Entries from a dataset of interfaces
◆ ◆ ◆ ◆ ◆ ◆ ◆

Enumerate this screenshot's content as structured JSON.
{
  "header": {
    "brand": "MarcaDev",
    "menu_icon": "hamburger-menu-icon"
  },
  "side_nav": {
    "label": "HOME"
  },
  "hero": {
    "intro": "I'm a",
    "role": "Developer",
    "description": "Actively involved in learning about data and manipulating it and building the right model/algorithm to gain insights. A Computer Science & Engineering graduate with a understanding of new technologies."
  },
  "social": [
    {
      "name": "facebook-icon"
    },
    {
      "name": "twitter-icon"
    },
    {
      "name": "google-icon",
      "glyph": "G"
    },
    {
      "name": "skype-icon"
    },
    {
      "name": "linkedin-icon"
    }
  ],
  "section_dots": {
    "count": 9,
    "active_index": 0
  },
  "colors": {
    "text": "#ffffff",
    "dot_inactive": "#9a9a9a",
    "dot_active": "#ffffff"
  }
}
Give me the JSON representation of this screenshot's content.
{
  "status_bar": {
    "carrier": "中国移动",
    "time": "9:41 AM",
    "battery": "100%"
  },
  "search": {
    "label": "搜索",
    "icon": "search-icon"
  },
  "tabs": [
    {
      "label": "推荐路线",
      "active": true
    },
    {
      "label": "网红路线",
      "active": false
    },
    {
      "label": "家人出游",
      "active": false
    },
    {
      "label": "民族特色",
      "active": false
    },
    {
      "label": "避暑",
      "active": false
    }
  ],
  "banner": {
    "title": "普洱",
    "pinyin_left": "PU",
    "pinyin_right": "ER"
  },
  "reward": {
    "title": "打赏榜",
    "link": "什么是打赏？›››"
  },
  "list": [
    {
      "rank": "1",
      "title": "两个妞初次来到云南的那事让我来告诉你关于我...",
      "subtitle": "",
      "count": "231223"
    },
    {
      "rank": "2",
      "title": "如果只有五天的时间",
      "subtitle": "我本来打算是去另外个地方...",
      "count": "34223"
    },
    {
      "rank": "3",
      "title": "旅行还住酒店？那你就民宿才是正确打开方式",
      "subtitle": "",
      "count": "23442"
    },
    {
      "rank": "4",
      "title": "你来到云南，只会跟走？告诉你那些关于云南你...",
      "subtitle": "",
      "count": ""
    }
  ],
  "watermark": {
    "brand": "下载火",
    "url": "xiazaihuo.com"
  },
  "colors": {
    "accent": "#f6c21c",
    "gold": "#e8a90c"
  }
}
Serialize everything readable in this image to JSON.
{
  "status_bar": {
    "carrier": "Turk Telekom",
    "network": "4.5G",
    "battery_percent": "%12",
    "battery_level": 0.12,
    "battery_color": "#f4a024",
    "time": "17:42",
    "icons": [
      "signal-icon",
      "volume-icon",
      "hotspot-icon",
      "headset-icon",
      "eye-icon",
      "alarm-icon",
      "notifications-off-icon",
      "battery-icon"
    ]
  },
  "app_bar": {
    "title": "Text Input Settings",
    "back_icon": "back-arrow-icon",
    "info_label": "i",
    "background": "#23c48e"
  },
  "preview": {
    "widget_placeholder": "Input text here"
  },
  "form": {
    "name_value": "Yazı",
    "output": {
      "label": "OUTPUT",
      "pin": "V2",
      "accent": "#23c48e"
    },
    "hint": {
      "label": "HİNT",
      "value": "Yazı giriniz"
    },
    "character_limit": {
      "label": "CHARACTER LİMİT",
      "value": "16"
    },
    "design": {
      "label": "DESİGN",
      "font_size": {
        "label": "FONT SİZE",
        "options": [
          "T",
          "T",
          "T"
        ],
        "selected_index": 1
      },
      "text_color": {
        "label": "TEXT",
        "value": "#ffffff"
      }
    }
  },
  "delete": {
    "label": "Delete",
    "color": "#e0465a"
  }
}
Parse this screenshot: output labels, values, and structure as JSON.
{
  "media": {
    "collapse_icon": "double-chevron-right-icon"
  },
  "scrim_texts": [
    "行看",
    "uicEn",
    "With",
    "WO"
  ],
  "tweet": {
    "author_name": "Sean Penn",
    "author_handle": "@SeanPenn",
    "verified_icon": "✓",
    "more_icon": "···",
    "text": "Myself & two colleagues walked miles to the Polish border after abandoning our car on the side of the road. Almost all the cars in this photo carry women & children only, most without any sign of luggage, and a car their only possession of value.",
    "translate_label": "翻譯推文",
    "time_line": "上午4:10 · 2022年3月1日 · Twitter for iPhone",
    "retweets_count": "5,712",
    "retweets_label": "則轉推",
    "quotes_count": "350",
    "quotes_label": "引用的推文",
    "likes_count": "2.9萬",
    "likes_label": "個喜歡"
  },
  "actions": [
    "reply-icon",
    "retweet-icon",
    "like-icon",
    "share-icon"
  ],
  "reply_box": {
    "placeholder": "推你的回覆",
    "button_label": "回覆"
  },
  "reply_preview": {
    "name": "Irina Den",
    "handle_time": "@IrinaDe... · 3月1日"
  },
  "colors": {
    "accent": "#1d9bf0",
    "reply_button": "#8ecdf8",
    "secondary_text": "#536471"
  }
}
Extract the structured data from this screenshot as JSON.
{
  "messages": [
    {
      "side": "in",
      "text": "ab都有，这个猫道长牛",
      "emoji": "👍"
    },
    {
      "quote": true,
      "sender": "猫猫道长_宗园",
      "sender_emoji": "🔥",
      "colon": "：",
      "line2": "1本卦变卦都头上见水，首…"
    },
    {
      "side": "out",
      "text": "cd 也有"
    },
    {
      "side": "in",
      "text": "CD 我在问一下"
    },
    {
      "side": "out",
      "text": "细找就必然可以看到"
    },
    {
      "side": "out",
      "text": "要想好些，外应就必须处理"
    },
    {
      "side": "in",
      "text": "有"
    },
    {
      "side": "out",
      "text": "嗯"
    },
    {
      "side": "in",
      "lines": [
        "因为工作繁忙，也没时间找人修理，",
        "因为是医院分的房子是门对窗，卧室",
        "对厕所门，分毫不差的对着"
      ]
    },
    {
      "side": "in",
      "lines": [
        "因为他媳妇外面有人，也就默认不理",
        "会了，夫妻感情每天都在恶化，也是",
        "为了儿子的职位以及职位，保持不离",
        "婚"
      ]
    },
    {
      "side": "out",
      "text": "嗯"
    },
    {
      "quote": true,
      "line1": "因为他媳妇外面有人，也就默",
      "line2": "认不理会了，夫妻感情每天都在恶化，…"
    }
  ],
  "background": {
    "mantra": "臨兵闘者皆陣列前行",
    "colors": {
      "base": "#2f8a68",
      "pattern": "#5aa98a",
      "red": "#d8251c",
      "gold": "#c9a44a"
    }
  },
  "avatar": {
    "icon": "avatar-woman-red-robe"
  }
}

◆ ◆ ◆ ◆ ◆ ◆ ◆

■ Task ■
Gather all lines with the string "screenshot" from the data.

■ Written solution ■
Enumerate this screenshot's content as structured JSON.
Give me the JSON representation of this screenshot's content.
Parse this screenshot: output labels, values, and structure as JSON.
Extract the structured data from this screenshot as JSON.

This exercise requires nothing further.